December 05, 2007, By Ilana DeBare
Q: I have a growing business in tree care and urban forest consulting and am considering outsourcing our call management. I have found that it is important for potential customers to reach a live person even if they are leaving a message. Are there dependable companies that market to small businesses? We take 25 to 40 calls a week from people inquiring about treating their diseased trees.
East Bay arborist
A: At one end of the spectrum there are call centers – those folks who answer the phone when we are ordering stuff from a catalog or complaining about how our computer is on the fritz. But most call centers are geared to large businesses that receive thousands of calls each week, not to small outfits like yours that field a few dozen calls.
At the other end of the spectrum is the old-fashioned answering service – the kind used by many doctors’ offices for night and weekend calls – where someone takes a message and then passes it on to the business owner.
Then in the middle there’s a growing category of souped-up answering services and virtual assistants who provide more than basic message-taking.
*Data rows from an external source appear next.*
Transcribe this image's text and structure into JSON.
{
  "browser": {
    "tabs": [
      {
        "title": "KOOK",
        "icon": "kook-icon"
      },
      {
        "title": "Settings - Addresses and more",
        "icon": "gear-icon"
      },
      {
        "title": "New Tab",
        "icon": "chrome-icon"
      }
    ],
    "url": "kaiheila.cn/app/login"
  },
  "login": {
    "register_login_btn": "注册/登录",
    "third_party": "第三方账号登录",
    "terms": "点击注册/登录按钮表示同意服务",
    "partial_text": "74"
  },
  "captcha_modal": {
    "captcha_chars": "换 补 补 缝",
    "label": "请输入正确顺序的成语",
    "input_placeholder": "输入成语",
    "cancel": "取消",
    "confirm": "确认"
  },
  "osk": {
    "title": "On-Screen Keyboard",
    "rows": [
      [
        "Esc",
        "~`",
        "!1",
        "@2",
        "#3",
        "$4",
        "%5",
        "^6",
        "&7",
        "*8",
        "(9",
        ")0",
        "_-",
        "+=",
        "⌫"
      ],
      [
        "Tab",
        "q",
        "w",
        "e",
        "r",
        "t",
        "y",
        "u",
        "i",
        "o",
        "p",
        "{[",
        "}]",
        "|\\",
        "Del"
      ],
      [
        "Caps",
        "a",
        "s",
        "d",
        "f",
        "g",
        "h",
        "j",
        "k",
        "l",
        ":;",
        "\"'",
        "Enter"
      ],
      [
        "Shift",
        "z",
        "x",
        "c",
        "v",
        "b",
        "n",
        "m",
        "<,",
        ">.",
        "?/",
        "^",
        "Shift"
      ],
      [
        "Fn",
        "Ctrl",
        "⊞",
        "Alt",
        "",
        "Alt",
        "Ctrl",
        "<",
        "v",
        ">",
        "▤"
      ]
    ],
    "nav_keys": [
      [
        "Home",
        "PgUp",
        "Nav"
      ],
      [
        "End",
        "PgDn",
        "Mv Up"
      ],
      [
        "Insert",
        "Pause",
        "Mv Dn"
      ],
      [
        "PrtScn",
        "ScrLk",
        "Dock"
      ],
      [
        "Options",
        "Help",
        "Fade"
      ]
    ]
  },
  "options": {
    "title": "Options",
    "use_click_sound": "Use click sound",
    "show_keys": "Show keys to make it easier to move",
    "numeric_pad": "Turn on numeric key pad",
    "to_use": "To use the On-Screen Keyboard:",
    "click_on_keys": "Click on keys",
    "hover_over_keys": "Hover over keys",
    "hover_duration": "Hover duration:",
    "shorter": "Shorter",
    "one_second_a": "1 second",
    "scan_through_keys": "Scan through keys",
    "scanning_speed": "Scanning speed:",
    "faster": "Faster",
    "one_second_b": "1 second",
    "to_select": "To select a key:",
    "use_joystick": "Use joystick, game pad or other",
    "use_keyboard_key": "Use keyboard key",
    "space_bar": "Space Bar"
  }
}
Reliable Receptionist in Walnut Creek is one example of a souped-up answering service. It has the ability to connect calls to your cell phone when you’re out in the field, and to schedule appointments for you in a Web-based program that you can view and edit from any computer.
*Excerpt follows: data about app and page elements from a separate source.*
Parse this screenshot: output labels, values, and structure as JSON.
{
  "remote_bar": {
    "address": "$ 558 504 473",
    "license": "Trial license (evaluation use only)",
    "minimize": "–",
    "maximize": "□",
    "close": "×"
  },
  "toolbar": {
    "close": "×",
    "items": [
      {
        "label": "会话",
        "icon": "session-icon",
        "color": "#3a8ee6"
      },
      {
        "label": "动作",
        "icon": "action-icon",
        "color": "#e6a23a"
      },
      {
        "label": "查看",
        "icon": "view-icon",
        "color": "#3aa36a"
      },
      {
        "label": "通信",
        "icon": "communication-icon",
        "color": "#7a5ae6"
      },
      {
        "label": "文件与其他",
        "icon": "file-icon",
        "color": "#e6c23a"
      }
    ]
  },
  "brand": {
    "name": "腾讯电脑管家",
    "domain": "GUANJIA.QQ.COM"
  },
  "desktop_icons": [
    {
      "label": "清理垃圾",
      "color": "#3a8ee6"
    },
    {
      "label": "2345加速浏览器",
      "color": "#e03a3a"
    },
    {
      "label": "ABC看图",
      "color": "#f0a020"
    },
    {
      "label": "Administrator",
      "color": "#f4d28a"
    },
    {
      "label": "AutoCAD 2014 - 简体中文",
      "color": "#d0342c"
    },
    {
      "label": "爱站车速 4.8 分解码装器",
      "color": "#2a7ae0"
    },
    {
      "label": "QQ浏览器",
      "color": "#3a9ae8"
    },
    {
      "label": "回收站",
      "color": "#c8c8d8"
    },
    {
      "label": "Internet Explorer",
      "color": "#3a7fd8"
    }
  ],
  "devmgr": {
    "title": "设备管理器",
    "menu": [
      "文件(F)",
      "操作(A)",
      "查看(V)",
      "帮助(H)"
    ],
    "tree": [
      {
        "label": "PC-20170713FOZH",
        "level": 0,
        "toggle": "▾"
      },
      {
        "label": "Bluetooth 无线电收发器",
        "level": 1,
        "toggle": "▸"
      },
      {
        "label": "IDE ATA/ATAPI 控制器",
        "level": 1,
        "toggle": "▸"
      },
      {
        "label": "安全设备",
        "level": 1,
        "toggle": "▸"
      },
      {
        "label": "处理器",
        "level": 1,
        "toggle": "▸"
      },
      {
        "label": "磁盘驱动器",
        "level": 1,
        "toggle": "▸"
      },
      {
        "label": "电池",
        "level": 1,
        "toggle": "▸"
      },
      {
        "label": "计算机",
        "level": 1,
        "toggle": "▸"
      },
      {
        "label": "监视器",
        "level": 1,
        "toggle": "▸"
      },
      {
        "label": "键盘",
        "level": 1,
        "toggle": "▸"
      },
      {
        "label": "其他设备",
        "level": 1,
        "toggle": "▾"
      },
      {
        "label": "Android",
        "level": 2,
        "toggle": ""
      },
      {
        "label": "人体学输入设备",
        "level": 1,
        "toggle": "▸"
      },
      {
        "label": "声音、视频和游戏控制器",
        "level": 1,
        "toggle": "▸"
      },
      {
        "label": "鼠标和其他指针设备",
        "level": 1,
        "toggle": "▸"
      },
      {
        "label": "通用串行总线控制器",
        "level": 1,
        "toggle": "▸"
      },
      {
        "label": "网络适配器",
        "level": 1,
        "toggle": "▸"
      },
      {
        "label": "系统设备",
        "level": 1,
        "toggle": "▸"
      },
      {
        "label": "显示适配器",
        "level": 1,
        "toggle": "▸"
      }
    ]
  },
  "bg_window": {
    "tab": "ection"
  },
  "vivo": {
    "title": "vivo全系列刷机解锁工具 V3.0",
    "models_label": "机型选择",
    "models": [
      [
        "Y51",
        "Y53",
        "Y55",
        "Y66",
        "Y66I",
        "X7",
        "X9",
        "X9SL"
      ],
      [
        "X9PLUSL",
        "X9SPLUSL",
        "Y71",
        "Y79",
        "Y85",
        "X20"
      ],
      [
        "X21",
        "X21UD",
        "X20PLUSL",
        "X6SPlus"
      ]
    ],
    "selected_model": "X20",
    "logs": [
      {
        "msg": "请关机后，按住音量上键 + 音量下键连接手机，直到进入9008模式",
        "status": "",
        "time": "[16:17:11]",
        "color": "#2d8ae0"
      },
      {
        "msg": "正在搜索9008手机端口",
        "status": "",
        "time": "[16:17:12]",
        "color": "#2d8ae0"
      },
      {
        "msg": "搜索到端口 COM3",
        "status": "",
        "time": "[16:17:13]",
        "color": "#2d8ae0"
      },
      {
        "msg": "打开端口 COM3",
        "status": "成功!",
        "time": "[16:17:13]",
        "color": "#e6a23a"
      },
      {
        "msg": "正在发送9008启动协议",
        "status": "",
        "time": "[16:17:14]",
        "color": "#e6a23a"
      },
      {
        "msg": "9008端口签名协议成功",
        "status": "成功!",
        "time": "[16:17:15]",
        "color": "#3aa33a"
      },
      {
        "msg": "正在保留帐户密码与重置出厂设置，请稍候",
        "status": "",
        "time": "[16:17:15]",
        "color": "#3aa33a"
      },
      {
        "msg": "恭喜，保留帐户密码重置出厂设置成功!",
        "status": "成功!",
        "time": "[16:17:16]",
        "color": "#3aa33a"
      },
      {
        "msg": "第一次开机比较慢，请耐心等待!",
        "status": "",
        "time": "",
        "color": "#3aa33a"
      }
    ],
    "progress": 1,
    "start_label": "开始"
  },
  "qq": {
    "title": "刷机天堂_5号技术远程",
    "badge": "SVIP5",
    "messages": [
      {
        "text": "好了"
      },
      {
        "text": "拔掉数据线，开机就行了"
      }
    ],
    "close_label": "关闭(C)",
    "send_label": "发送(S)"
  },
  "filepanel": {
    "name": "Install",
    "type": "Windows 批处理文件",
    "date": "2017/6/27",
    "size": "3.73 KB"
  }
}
Owner Victor Mataraso encourages clients to come in and meet his staff, and to provide background information so that his receptionists can answer basic questions.
“Our clients can say, ‘Here are the top 10 issues that come up in phone inquiries, and here are the things we’d like you to do,’ ” Mataraso said.
Virtual assistants are independent entrepreneurs who provide a range of administrative or creative services from their own office. It’s like having a Gal or Guy Friday on a contract basis. A virtual assistant might be editing a report for one client and organizing a conference for another, while answering phone calls for your tree-care business.
“They can help you filter calls, can be trained in answering some questions, and can help you market your business by making outgoing calls,” said Nina Feldman, who runs an Oakland firm called Nina Feldman Connections that provides free referrals to office and computer support businesses. “Hiring a full-time phone receptionist can cost $30,000 a year. Virtual assistants can usually give you a stable month-to-month retainer of a few hundred dollars, with no hidden fees.”
How to find a reliable answering service or virtual assistant? The best approach is the same way you’d find any other service – through personal referrals. Ask other business owners to recommend someone. Check references.
Ask how many hours a day these firms offer live receptionists; some shift over to voice mail at night. Ask what services they provide and how they forward your messages. E-mail? Text message? Pager? Fax? Find out how long they’ve been in business, and how much staff turnover they have.
And call up some of the clients of these firms – at a time when the firm is answering their calls – to see whether you like the way they’d be greeting your potential customers.